Also forgot to mention that I have been experiencing a lot of shortness of breath, which is why, for now, I am easing off from working out
To keep things brief, I am going to quote your most relevant questions and answer those:
"Fast forward to my Nuc med stress test results, my cardiologist said "you're young, ill do a bubble study, but I don't think it will be anything, if anything I might just write this off as anxiety related"...I can be sitting down, not doing anything and get hit with a palpitation or be walking around at the grocery store and they happen."
It would be useful to educate yourself more about palpitations and their significance, and there is good, general info about this here:
The article lists certain things that are thought to have an effect, but the bottom line is that the basic cause is unknown. However, it IS known that most palpitations are harmless--harmless--even if terribly annoying. It is also known that they can *cause* anxiety, and that anxiety does make them worse. It is also known that they are more likely to occur when the heart rate is slower, as when you are calm and resting. The physiological reasons for this are a bit complicated, but it's worth noting that exercise will often stop palps by speeding up the heart, so that's a good reason to keep exercising vigorously if your doc has told you it’s OK.
"I was able to obtain a copy of my results said "small fixed anterior wall defect noted in both images, ST depression consistent with ischemia, recommend do rest images"

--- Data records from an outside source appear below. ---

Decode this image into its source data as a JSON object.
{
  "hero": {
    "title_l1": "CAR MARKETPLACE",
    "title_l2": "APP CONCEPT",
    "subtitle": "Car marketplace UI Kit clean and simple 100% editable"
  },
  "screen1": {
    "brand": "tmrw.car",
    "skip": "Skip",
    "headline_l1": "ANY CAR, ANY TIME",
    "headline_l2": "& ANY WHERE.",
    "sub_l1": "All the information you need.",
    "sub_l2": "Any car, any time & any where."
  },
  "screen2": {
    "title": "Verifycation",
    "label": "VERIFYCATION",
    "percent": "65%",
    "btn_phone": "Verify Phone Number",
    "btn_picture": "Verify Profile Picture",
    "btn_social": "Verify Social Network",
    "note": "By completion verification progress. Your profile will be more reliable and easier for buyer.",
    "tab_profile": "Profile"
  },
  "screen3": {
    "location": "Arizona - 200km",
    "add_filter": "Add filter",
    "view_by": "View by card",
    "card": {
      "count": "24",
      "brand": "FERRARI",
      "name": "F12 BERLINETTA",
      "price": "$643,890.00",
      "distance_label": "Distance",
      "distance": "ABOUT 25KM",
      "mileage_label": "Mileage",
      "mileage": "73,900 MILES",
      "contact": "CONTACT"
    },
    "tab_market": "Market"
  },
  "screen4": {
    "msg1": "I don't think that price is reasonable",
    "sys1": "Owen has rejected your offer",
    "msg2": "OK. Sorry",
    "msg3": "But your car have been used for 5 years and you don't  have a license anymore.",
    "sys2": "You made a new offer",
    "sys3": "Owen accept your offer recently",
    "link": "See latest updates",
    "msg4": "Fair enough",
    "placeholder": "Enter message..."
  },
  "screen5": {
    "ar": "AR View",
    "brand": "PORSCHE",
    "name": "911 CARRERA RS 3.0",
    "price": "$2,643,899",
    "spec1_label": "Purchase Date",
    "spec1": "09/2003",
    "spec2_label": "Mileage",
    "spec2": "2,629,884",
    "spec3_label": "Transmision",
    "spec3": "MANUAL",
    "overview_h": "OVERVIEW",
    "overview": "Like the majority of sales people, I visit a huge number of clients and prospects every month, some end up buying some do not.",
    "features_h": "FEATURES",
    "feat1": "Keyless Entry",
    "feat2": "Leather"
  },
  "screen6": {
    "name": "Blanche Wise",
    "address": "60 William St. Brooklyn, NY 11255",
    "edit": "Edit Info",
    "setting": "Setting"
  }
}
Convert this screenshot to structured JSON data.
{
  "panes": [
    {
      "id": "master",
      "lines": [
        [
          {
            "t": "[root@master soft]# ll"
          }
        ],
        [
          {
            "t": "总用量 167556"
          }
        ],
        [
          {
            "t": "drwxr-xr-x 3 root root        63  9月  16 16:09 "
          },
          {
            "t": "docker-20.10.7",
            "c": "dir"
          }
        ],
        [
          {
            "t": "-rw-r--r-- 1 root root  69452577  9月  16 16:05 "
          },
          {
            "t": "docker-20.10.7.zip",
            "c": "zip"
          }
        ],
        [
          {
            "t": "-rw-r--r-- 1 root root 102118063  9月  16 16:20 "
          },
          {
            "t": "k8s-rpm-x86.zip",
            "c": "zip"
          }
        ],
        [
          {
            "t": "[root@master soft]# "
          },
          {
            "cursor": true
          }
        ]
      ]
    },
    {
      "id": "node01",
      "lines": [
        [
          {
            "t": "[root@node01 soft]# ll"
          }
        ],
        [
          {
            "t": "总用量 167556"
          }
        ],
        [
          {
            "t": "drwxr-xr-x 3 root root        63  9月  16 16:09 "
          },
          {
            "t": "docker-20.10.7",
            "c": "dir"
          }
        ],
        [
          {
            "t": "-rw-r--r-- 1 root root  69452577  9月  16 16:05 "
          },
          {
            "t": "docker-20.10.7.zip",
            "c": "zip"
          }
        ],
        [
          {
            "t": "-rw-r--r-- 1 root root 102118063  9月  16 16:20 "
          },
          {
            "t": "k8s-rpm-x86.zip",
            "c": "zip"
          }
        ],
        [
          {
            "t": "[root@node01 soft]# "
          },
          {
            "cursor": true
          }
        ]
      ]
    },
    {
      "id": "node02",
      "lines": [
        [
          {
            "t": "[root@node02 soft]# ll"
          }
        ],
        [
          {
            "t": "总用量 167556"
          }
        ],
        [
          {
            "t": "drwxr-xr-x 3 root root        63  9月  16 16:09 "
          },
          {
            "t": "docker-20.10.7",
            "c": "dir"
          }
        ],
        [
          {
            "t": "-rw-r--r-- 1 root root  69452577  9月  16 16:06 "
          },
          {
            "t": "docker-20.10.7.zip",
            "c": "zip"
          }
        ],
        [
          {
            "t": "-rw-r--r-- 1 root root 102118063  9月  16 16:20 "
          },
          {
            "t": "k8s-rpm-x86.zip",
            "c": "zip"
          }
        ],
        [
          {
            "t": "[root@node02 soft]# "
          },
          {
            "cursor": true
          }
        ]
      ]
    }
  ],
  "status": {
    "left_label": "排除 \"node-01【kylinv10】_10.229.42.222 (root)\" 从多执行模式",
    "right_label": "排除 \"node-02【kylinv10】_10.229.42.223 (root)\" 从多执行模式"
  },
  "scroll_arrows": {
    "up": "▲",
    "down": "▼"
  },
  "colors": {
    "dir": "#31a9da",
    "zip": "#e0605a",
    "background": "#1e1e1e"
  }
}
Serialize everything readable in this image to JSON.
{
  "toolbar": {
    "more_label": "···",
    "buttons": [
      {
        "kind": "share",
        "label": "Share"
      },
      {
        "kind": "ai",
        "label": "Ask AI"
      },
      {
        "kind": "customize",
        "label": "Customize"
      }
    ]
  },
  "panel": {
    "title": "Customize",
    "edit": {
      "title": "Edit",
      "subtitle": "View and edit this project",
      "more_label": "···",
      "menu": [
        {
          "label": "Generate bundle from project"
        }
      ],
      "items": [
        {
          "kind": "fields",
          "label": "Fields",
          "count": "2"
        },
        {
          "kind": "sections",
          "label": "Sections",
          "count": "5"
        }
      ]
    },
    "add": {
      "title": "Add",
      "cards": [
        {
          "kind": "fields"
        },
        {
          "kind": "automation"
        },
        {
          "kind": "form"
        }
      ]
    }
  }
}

Ask your cardio guy about doing the ‘rest images’ mentioned above.
The only other test I would sort of like to see, one you haven’t mentioned, is wearing a 24-hour Holter monitor. Its advantage is that it can pick up heart hiccups that are sporadic and might not be caught by brief EKGs. However, if, when you were in the hospital, you were hooked up to continuous monitoring, a Holter probably would *not* add anything useful.
"I tried speaking to my cardiologist about other symptoms ...like ...sharp pains...in my chest...in my neck, where you can feel the heart beat...legs go numb...my leg veins feel super tight...sharp pains in them...He just didn't seem to care."
You haven’t studied the heart, but if you had, you’d know that none of these symptoms is related to heart disorders. Your doctor knows that, but he doesn’t have time to give you a medical education. He is correct, though, in that that what you describe is related to hyperawareness of meaningless bodily sensations, which is very much related to anxiety disorder. This is also true for shortness of breath and chest pain, for although most people do know that these symptoms are often associated with heart disease, they *don’t* know that the *exact* location and the nature of the pains are significant if they really are heart-related. They often honestly describe symptoms that point more towards emotional problems and away from heart trouble, rather than towards it.
"...My great grandfather died of a heart attack, my grandpa had a heart attack and has other heart related issues, and my sister was born with heart defects."
The history of older, deceased male family members with heart trouble has very little bearing on the heart health of a young female descendent without other risk factors. As for your sister, some heart defects are hereditary, and others are simply not. You should ask what her precise condition is called. Unless a doctor told you or your parents that it’s hereditary, the chances are that it is not related to what you’re experiencing.
"I'm not sure what I should do at this point. Advice would be much appreciated."
Apart from the additional imagery recommended in your nuclear med report above, and perhaps a Holter monitor, it looks as though your heart has been well and truly checked out. If these two tests are done, then I would have to say that at some point, you are going to have to accept highly educated medical opinion that your symptoms are being caused by something other than your heart.
You do sound very anxious and as if you are flirting with what is called a ‘cardiac neurosis,’ a stubborn but unfounded fear about your heart’s health. You can google it. In addition, I suggest a small, inexpensive paperback by Dr. Claire Weeks, called 'Hope and Health For Your Nerves." It addresses many of your fears.
I would suggest that you ask your PCP about the need for any more medical tests. For the sake of your mental health, I believe you should also ask her what she thinks about anxiety or panic being the cause of your problems.
I’ve been there, and I can tell you that a good shrink and sometimes a good anti-anxiety medication can give you your life back, freeing you from spending your days in pointless obsession about your heart.